04 May 2000 | David Arminas
The Environment Agency is reviewing its major regional framework agreements in a bid to double its use of purchasing cards.
"We want to drive the contracts further down the route of purchasing cards," said Tim Griffiths, the agency's procurement strategy manager. "We hope to double our spend through the cards for next year."
The agency spent £35 million on low-value routine purchases in the last financial year. Of this, £15 million was spent via the cards, with more than £2 million being spent in March alone.
"We still feel we can do better," said Griffiths. "There is a lot of scope - the cards are not being used just for goods." For the past year, framework contracts, in which prices are set but volumes are open, have covered stationery, hotels, furniture, train travel and workwear.
There are 3,500 cards already in use and, despite the new drive, Griffiths said he did not expect there to be many more issued.

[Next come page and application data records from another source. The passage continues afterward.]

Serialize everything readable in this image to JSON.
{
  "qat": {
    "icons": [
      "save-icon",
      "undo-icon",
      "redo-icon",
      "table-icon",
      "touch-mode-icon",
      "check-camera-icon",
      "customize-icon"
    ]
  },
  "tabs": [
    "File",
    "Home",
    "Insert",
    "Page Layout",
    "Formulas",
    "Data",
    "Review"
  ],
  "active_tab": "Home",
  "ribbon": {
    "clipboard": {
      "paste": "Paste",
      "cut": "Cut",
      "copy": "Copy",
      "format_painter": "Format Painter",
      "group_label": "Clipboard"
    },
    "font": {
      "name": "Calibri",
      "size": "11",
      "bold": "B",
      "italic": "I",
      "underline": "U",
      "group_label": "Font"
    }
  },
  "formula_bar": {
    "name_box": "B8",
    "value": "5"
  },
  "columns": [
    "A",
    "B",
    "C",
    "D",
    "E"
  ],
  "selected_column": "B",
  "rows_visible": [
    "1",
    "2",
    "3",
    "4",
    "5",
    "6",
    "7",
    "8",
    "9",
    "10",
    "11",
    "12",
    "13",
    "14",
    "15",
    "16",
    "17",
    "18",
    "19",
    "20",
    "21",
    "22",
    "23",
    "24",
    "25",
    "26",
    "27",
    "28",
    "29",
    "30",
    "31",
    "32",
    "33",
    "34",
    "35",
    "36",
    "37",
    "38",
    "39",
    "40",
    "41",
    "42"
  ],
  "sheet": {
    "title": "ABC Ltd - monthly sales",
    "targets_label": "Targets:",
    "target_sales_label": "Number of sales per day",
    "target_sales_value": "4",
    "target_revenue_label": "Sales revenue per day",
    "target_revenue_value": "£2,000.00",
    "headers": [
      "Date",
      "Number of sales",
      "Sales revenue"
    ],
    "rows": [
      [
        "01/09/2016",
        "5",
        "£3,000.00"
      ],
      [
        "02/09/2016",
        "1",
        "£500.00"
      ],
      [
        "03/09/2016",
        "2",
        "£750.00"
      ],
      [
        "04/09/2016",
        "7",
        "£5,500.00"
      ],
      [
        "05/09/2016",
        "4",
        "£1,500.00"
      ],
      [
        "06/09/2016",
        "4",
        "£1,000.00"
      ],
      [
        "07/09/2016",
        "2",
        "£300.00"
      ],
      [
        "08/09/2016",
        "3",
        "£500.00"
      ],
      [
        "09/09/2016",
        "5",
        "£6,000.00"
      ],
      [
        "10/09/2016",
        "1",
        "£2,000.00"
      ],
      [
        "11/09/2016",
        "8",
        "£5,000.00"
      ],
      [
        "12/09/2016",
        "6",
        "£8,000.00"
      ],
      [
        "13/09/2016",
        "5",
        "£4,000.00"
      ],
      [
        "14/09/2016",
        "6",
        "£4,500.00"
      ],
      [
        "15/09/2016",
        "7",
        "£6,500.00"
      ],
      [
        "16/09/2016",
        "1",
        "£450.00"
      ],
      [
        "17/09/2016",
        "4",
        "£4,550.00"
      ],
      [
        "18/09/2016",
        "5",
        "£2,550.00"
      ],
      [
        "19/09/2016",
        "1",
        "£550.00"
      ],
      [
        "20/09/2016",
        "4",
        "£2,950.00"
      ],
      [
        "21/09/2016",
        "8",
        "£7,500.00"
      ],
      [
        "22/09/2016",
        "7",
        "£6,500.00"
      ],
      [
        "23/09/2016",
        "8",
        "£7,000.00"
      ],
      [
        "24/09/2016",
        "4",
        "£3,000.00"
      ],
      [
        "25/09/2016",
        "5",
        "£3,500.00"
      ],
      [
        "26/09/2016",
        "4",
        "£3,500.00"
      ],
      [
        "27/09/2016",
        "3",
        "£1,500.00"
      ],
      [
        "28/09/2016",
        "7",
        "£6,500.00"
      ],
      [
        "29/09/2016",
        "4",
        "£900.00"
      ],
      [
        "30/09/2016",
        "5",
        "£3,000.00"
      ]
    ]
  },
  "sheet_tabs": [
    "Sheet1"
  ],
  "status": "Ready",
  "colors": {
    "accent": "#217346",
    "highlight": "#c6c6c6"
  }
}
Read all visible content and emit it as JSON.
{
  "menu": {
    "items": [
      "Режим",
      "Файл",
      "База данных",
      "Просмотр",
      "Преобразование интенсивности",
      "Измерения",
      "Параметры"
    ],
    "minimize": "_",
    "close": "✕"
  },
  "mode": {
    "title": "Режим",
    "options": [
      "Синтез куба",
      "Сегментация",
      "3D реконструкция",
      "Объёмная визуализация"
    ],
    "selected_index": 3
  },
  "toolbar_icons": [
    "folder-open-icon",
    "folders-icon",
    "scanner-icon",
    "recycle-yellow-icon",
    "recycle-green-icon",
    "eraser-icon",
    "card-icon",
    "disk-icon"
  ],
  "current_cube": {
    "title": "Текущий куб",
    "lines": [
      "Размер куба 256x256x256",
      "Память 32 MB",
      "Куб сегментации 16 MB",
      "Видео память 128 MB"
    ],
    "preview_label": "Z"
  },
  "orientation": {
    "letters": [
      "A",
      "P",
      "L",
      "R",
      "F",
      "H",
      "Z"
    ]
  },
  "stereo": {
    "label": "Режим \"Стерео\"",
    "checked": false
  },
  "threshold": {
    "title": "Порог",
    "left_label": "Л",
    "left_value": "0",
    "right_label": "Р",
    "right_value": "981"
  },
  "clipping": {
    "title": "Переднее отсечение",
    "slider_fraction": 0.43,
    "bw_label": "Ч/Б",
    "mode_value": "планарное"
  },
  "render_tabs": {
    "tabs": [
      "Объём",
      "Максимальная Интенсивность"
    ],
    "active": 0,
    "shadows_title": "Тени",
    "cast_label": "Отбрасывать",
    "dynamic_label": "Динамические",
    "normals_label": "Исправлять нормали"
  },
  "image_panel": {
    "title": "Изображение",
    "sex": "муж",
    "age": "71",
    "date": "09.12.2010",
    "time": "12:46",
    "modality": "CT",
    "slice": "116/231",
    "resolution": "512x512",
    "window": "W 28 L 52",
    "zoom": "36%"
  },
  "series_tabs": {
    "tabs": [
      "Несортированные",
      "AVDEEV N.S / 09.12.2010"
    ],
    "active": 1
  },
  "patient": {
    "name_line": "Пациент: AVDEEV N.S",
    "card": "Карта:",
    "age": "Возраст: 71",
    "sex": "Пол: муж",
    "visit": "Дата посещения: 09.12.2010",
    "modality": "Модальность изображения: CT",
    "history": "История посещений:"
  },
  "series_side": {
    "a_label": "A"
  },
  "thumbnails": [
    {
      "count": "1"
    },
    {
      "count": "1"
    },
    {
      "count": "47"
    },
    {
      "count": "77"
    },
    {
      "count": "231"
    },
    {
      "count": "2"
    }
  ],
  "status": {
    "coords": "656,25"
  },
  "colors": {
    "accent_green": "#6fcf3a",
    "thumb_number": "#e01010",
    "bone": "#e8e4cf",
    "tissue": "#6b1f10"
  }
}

The typical individual order limit is £1,000, with a monthly user limit of around £5,000.
If the agency succeeds in its aim to double its spending using the cards to £30 million next year, it claims it would come close to achieving the government's target of conducting 90 per cent of routine procurement electronically by next April.
The Office of Government ?ommerce, set up last month to promote procurement best practice in government departments and spearhead the drive towards the 90 per cent target, recently announced it is launching a review of the government's e-commerce policies.
This announcement came amid doubts over the practicality of meeting the target and what will count as e-commerce towards it. "As far as we are concerned, purchasing card activity is electronic trading," said Griffiths.
Last year the agency was singled out in a National Audit Office report, Modernising Government, as one of the first successful major users of purchasing cards. It was also joint winner in the government division in the inaugural Kelly's Awards for Excellence in Purchasing and Supply.